That brings me to steak and onions. I can’t imagine eating a good steak without some onions. I like to make Swiss steak every once in a while with my elk. The combination of the meat, onions, tomatoes and spices I use makes for a scruptious dish. It’s one of my grandson’s favorites. We usually serve it with whole-kernel corn and mashed spuds.

With my penchant for steak and onions, I’m always on the look out for new recipes. I recently came across the following, which probably will find its way to our dining room table in the not-too-distant future.

Sirloin with Carmelized Onions
1 tablespoon olive oil
2 red onions, thinly sliced
½ teaspoon salt
1 or 2 tablespoons red wine vinegar
1 sirloin top round steak, about 8 ounces, or nice venison or elk steak, sliced in half
Freshly ground pepper
2 tablespoons prepared olive tapenade
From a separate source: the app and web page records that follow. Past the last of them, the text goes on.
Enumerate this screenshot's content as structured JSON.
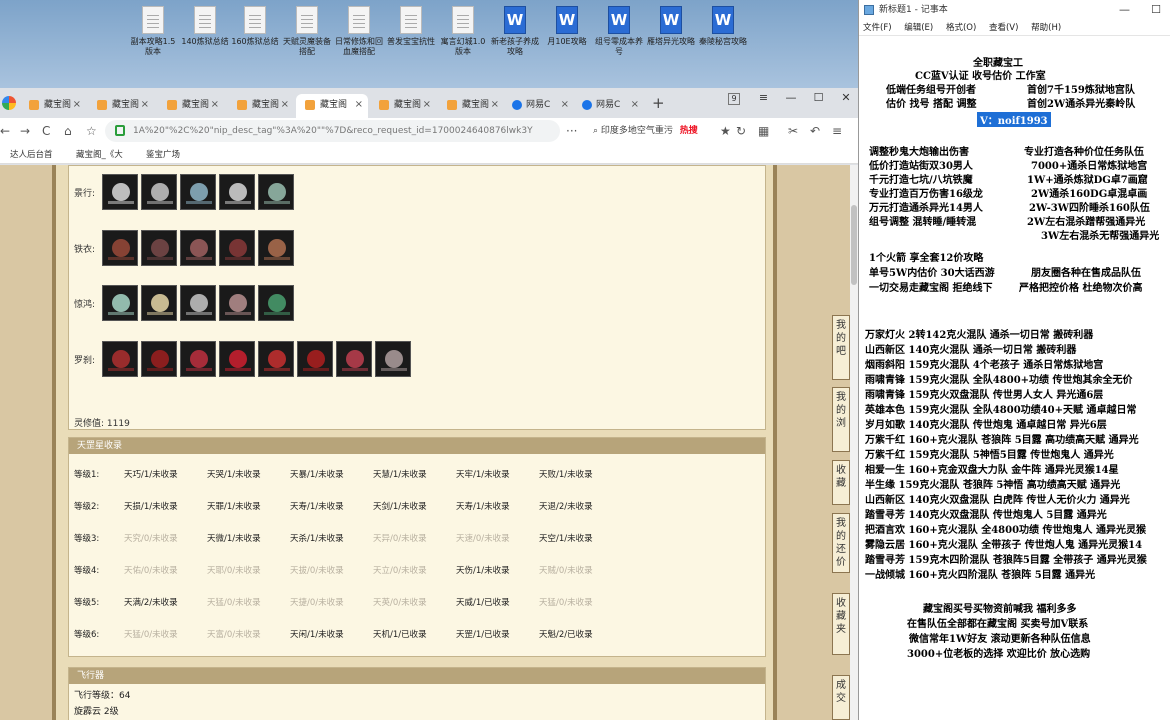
{
  "desktop": {
    "icons": [
      {
        "label": "副本攻略1.5版本",
        "type": "doc"
      },
      {
        "label": "140炼狱总结",
        "type": "doc"
      },
      {
        "label": "160炼狱总结",
        "type": "doc"
      },
      {
        "label": "天赋灵魔装备搭配",
        "type": "doc"
      },
      {
        "label": "日常修炼和回血魔搭配",
        "type": "doc"
      },
      {
        "label": "普发宝宝抗性",
        "type": "doc"
      },
      {
        "label": "寓言幻城1.0版本",
        "type": "doc"
      },
      {
        "label": "新老孩子养成攻略",
        "type": "word"
      },
      {
        "label": "月10E攻略",
        "type": "word"
      },
      {
        "label": "组号零成本养号",
        "type": "word"
      },
      {
        "label": "雁塔异光攻略",
        "type": "word"
      },
      {
        "label": "秦陵秘宫攻略",
        "type": "word"
      }
    ]
  },
  "browser": {
    "tabs": [
      {
        "label": "藏宝阁"
      },
      {
        "label": "藏宝阁"
      },
      {
        "label": "藏宝阁"
      },
      {
        "label": "藏宝阁"
      },
      {
        "label": "藏宝阁"
      },
      {
        "label": "藏宝阁"
      },
      {
        "label": "藏宝阁"
      },
      {
        "label": "网易C"
      },
      {
        "label": "网易C"
      }
    ],
    "tab_count_badge": "9",
    "window_controls": {
      "minimize": "—",
      "maximize": "☐",
      "close": "✕"
    },
    "url": "1A%20\"%2C%20\"nip_desc_tag\"%3A%20\"\"%7D&reco_request_id=1700024640876lwk3Y",
    "search_text": "印度多地空气重污",
    "search_tag": "热搜",
    "bookmarks": [
      "达人后台首",
      "藏宝阁_《大",
      "鉴宝广场"
    ]
  },
  "equipment": {
    "rows": [
      {
        "label": "景行:",
        "count": 5,
        "colors": [
          "#dcdcdc",
          "#c9c9c9",
          "#8fb6c8",
          "#d8d8d8",
          "#9ac0b0"
        ]
      },
      {
        "label": "铁衣:",
        "count": 5,
        "colors": [
          "#9a4a3a",
          "#7a4a4a",
          "#a06060",
          "#8a3a3a",
          "#b07050"
        ]
      },
      {
        "label": "惊鸿:",
        "count": 5,
        "colors": [
          "#a8d8c8",
          "#e8d8a8",
          "#c8c8c8",
          "#b89090",
          "#4aa070"
        ]
      },
      {
        "label": "罗刹:",
        "count": 8,
        "colors": [
          "#b03030",
          "#a02020",
          "#c03040",
          "#d02030",
          "#c83030",
          "#b02020",
          "#c04050",
          "#b0a0a0"
        ]
      }
    ],
    "lingxiu_label": "灵修值:",
    "lingxiu_value": "1119"
  },
  "tianzhen": {
    "header": "天罡星收录",
    "levels": [
      {
        "label": "等级1:",
        "cells": [
          {
            "text": "天巧/1/未收录",
            "dim": false
          },
          {
            "text": "天哭/1/未收录",
            "dim": false
          },
          {
            "text": "天暴/1/未收录",
            "dim": false
          },
          {
            "text": "天慧/1/未收录",
            "dim": false
          },
          {
            "text": "天牢/1/未收录",
            "dim": false
          },
          {
            "text": "天败/1/未收录",
            "dim": false
          }
        ]
      },
      {
        "label": "等级2:",
        "cells": [
          {
            "text": "天损/1/未收录",
            "dim": false
          },
          {
            "text": "天罪/1/未收录",
            "dim": false
          },
          {
            "text": "天寿/1/未收录",
            "dim": false
          },
          {
            "text": "天剑/1/未收录",
            "dim": false
          },
          {
            "text": "天寿/1/未收录",
            "dim": false
          },
          {
            "text": "天退/2/未收录",
            "dim": false
          }
        ]
      },
      {
        "label": "等级3:",
        "cells": [
          {
            "text": "天究/0/未收录",
            "dim": true
          },
          {
            "text": "天微/1/未收录",
            "dim": false
          },
          {
            "text": "天杀/1/未收录",
            "dim": false
          },
          {
            "text": "天异/0/未收录",
            "dim": true
          },
          {
            "text": "天速/0/未收录",
            "dim": true
          },
          {
            "text": "天空/1/未收录",
            "dim": false
          }
        ]
      },
      {
        "label": "等级4:",
        "cells": [
          {
            "text": "天佑/0/未收录",
            "dim": true
          },
          {
            "text": "天耶/0/未收录",
            "dim": true
          },
          {
            "text": "天拔/0/未收录",
            "dim": true
          },
          {
            "text": "天立/0/未收录",
            "dim": true
          },
          {
            "text": "天伤/1/未收录",
            "dim": false
          },
          {
            "text": "天贼/0/未收录",
            "dim": true
          }
        ]
      },
      {
        "label": "等级5:",
        "cells": [
          {
            "text": "天满/2/未收录",
            "dim": false
          },
          {
            "text": "天猛/0/未收录",
            "dim": true
          },
          {
            "text": "天捷/0/未收录",
            "dim": true
          },
          {
            "text": "天英/0/未收录",
            "dim": true
          },
          {
            "text": "天威/1/已收录",
            "dim": false
          },
          {
            "text": "天猛/0/未收录",
            "dim": true
          }
        ]
      },
      {
        "label": "等级6:",
        "cells": [
          {
            "text": "天猛/0/未收录",
            "dim": true
          },
          {
            "text": "天富/0/未收录",
            "dim": true
          },
          {
            "text": "天闲/1/未收录",
            "dim": false
          },
          {
            "text": "天机/1/已收录",
            "dim": false
          },
          {
            "text": "天罡/1/已收录",
            "dim": false
          },
          {
            "text": "天魁/2/已收录",
            "dim": false
          }
        ]
      }
    ]
  },
  "flight": {
    "header": "飞行器",
    "lines": [
      "飞行等级：64",
      "旋霹云  2级"
    ]
  },
  "right_boxes": [
    "我的吧",
    "我的浏",
    "收藏",
    "我的还价",
    "收藏夹",
    "成交"
  ],
  "notepad": {
    "title": "新标题1 - 记事本",
    "menu": [
      "文件(F)",
      "编辑(E)",
      "格式(O)",
      "查看(V)",
      "帮助(H)"
    ],
    "window_controls": {
      "minimize": "—",
      "maximize": "☐",
      "close": "✕"
    },
    "lines": [
      "全职藏宝工",
      "CC蓝V认证  收号估价  工作室",
      "低端任务组号开创者",
      "首创7千159炼狱地宫队",
      "估价 找号 搭配 调整",
      "首创2W通杀异光秦岭队",
      "V：noif1993",
      "调整秒鬼大炮输出伤害",
      "专业打造各种价位任务队伍",
      "低价打造站街双30男人",
      "7000+通杀日常炼狱地宫",
      "千元打造七坑/八坑铁魔",
      "1W+通杀炼狱DG卓7画窟",
      "专业打造百万伤害16级龙",
      "2W通杀160DG卓混卓画",
      "万元打造通杀异光14男人",
      "2W-3W四阶睡杀160队伍",
      "组号调整 混转睡/睡转混",
      "2W左右混杀蹭帮强通异光",
      "3W左右混杀无帮强通异光",
      "1个火箭 享全套12价攻略",
      "单号5W内估价 30大话西游",
      "朋友圈各种在售成品队伍",
      "一切交易走藏宝阁 拒绝线下",
      "严格把控价格 杜绝物次价高",
      "万家灯火 2转142克火混队 通杀一切日常 搬砖利器",
      "山西新区 140克火混队 通杀一切日常 搬砖利器",
      "烟雨斜阳 159克火混队 4个老孩子 通杀日常炼狱地宫",
      "雨啸青锋 159克火混队 全队4800+功绩 传世炮其余全无价",
      "雨啸青锋 159克火双盘混队 传世男人女人 异光通6层",
      "英雄本色 159克火混队 全队4800功绩40+天赋 通卓越日常",
      "岁月如歌 140克火混队 传世炮鬼 通卓越日常 异光6层",
      "万紫千红 160+克火混队 苍狼阵 5目露 高功绩高天赋 通异光",
      "万紫千红 159克火混队 5神悟5目露 传世炮鬼人 通异光",
      "相爱一生 160+克金双盘大力队 金牛阵 通异光灵猴14星",
      "半生缘   159克火混队 苍狼阵 5神悟 高功绩高天赋 通异光",
      "山西新区 140克火双盘混队 白虎阵 传世人无价火力 通异光",
      "踏雪寻芳 140克火双盘混队 传世炮鬼人 5目露 通异光",
      "把酒言欢 160+克火混队 全4800功绩 传世炮鬼人 通异光灵猴",
      "雾隐云居 160+克火混队 全带孩子 传世炮人鬼 通异光灵猴14",
      "踏雪寻芳 159克木四阶混队 苍狼阵5目露 全带孩子 通异光灵猴",
      "一战倾城 160+克火四阶混队 苍狼阵 5目露 通异光",
      "藏宝阁买号买物资前喊我 福利多多",
      "在售队伍全部都在藏宝阁 买卖号加V联系",
      "微信常年1W好友 滚动更新各种队伍信息",
      "3000+位老板的选择 欢迎比价 放心选购"
    ]
  }
}
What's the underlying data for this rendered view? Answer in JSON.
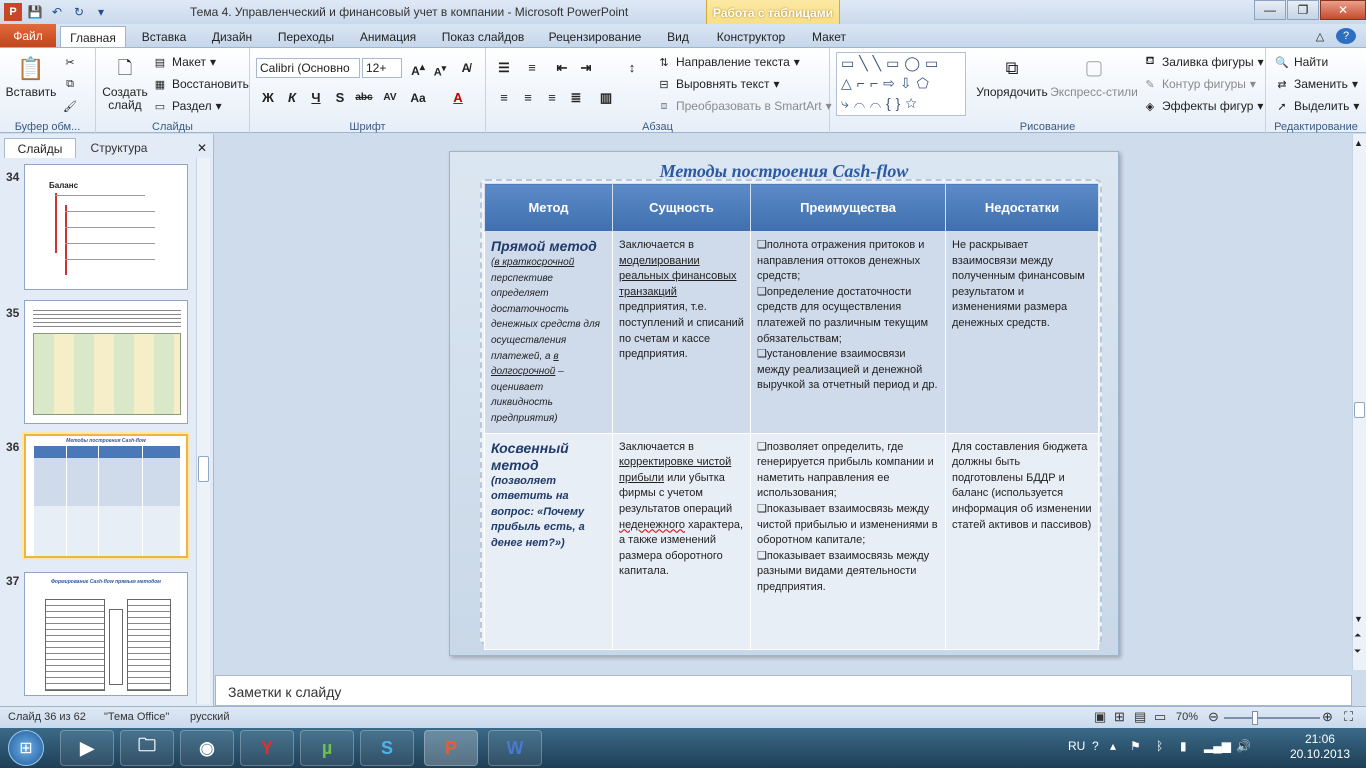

Heat the oil over medium-high heat in a large, heavy skillet; add onions. Season with ¼ teaspoon of the salt. Lower heat to low; cook, stirring occasionally, until soft and starting to caramelize, about 15 minutes. Stir in vinegar; cook until most of it has evaporated, about 2 minutes. Remove onions from skillet; keep warm.
Season steaks on both sides with remaining ¼ teaspoon of the salt and pepper to taste. Cook steaks in the skillet over medium-high heat until browned, 3 minutes. Turn; cook to desired doneness, about 2 minutes for medium-rare. Serve over onions; top each with tapenade.
Yield: Serves: 2.
Approximate nutritional analysis per serving: 379 calories, 89 percent of calories from fat, 21 grams fat (5 grams saturated fat), 75 milligrams cholesterol, 10 grams carbohydrates, 35 grams protein, 778 millgrams sodium, 2 grams fiber.